(Interface dataset entries)
☆ ☆ ☆ ☆
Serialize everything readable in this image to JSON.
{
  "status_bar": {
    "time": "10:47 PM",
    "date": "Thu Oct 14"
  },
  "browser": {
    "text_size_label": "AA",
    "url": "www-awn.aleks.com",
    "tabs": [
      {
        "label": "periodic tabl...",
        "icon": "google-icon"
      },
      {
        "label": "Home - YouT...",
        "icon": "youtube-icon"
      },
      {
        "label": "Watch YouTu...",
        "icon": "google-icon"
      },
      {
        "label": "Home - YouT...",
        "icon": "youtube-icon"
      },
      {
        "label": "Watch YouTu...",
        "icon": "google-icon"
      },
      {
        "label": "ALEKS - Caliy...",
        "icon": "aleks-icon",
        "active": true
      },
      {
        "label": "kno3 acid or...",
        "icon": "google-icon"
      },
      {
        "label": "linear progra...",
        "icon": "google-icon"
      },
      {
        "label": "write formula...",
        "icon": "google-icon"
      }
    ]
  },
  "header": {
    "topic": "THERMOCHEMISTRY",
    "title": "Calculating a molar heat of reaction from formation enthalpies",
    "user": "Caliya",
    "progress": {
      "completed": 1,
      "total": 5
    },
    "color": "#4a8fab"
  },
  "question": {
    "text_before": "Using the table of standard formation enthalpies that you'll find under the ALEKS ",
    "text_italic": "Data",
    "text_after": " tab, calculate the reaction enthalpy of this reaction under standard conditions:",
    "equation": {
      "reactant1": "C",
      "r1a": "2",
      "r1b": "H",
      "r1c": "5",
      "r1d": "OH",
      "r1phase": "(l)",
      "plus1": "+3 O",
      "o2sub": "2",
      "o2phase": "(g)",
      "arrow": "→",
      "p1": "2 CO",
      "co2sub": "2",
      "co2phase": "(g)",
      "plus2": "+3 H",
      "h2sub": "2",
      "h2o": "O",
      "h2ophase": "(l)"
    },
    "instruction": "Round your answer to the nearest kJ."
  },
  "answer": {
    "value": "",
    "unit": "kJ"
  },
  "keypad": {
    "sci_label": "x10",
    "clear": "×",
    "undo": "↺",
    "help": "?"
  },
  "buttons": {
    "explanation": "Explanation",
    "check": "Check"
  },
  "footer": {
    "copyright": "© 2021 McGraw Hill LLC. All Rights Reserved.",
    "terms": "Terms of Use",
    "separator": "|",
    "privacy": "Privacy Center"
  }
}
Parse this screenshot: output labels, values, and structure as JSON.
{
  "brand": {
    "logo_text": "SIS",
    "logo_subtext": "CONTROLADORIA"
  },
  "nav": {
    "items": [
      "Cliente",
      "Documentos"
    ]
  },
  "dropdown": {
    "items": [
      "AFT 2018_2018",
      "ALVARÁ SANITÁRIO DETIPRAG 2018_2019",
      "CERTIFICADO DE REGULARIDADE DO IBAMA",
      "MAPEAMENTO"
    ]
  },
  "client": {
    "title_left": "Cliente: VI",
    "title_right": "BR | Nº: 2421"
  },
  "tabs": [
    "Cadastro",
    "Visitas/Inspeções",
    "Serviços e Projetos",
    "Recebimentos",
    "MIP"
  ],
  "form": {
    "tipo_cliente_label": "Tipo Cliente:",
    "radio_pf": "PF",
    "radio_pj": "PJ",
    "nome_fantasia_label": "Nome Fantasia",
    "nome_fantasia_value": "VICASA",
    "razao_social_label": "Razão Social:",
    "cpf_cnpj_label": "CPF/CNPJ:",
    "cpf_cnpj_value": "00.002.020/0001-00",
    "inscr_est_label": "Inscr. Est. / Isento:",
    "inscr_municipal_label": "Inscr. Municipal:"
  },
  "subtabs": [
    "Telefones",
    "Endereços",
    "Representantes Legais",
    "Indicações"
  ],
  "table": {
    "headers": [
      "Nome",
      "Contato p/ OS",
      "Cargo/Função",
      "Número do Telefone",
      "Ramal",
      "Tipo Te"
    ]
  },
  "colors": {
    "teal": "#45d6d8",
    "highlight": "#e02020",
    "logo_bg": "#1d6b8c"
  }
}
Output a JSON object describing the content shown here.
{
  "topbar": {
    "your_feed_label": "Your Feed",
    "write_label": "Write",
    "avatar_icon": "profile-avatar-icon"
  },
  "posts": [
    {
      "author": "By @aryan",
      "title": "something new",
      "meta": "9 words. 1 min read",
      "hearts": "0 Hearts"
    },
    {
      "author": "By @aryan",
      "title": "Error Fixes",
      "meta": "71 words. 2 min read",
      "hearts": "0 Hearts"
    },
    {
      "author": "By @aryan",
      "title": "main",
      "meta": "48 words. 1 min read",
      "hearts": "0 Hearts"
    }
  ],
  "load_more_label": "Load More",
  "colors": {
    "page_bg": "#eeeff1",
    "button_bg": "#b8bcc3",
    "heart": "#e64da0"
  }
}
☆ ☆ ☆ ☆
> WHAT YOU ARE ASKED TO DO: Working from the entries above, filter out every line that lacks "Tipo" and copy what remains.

> RESPONSE TO THE TASK:
    "tipo_cliente_label": "Tipo Cliente:",
      "Tipo Te"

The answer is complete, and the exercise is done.